Dataset rows describing interfaces:

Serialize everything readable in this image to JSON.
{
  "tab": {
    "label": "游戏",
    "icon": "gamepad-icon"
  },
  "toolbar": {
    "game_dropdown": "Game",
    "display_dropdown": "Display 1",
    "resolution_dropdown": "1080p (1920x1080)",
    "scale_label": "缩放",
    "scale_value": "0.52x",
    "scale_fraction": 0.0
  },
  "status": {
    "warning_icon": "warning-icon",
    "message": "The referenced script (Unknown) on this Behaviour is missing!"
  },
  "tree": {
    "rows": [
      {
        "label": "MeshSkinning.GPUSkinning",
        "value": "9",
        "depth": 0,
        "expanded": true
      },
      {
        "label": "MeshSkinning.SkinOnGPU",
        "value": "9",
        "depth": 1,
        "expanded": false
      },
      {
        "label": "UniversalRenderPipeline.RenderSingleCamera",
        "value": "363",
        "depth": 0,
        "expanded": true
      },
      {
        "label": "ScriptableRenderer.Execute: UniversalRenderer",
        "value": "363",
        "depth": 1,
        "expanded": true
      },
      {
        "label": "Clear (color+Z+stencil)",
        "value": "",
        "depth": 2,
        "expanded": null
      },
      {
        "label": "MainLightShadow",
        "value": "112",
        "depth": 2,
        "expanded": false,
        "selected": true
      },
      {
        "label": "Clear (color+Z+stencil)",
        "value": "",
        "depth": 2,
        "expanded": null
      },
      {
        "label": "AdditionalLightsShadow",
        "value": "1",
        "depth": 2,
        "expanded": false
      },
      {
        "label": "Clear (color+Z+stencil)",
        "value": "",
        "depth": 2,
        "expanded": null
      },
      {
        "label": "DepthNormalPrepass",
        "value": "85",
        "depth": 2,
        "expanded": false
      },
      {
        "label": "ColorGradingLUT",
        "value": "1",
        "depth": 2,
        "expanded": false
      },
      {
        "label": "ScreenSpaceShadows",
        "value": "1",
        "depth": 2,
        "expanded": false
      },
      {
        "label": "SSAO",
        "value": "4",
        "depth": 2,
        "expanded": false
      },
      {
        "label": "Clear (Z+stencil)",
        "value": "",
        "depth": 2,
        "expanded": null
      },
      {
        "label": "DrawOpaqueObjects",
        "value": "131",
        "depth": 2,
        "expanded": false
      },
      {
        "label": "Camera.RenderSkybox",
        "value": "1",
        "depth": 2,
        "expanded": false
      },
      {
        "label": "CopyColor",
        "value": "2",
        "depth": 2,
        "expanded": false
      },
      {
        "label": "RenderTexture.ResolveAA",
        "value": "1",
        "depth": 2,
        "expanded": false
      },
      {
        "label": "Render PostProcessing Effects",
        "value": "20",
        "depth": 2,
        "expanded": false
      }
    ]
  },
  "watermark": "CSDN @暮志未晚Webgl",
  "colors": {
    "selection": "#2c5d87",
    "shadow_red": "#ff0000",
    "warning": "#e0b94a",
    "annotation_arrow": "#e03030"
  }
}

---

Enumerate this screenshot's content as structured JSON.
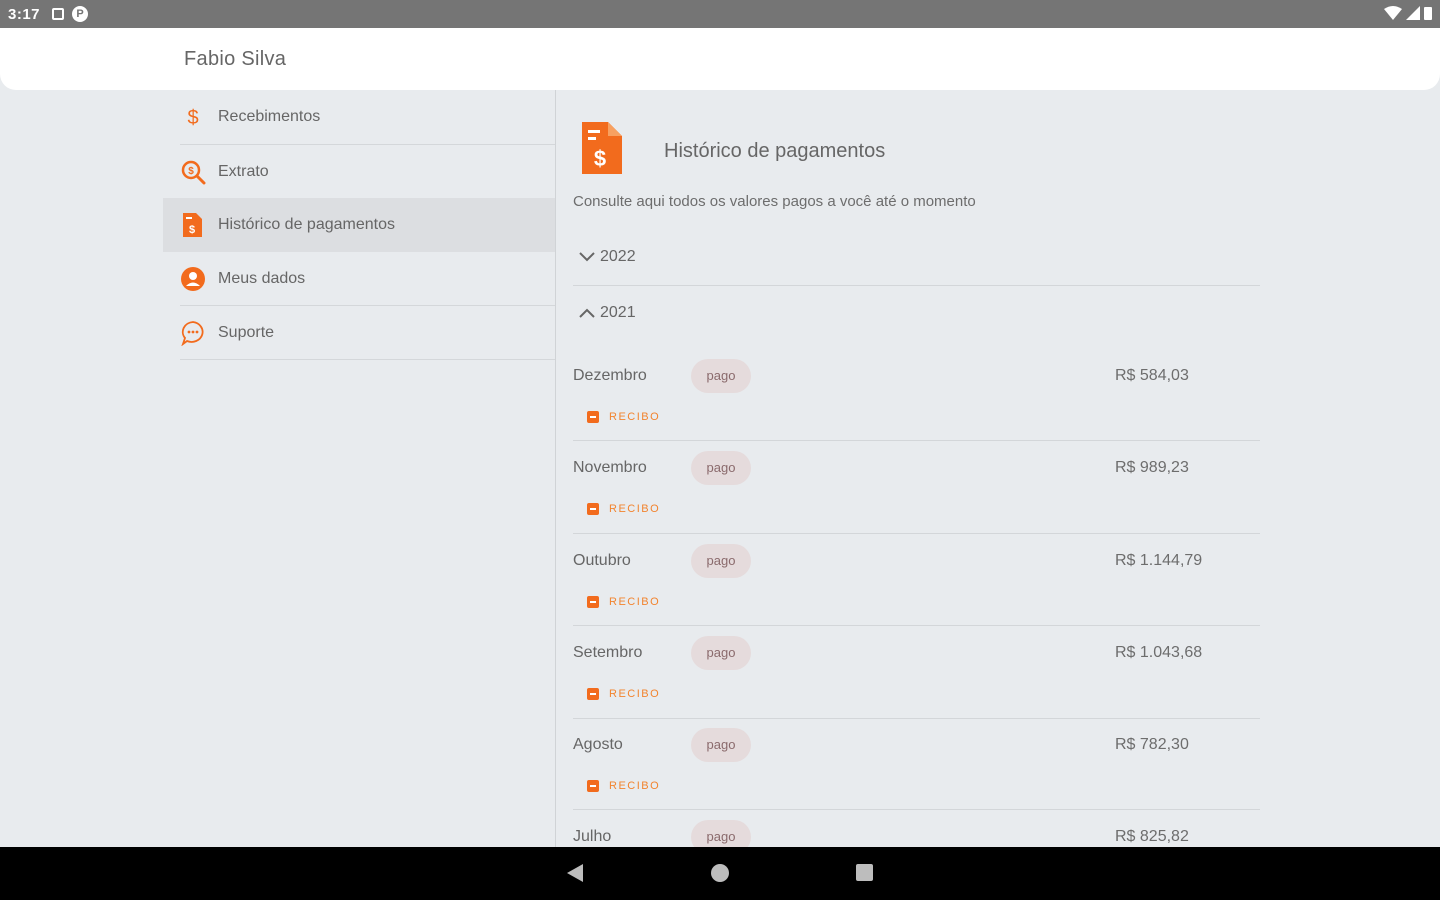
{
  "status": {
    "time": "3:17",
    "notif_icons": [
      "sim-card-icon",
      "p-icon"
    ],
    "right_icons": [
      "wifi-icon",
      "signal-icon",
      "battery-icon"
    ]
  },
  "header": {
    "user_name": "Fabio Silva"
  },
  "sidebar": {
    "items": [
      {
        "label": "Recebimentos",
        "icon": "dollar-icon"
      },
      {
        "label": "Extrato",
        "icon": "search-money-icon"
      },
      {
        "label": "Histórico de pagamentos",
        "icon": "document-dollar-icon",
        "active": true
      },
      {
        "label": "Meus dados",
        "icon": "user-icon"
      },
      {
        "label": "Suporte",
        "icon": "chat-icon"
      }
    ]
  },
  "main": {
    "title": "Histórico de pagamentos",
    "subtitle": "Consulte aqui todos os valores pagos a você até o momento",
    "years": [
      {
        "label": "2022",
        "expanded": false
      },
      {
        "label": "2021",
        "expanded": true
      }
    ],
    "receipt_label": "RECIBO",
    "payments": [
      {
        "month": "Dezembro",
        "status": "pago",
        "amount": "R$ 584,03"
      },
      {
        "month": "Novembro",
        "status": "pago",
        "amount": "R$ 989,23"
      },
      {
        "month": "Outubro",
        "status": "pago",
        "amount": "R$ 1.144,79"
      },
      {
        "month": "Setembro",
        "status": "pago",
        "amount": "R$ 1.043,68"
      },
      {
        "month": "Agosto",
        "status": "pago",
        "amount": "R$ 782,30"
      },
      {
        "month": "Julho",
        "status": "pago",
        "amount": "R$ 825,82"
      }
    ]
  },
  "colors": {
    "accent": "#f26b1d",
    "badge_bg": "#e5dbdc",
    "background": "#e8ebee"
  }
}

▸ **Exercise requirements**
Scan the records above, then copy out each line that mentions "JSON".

▸ **Exercise output**
Serialize everything readable in this image to JSON.
Enumerate this screenshot's content as structured JSON.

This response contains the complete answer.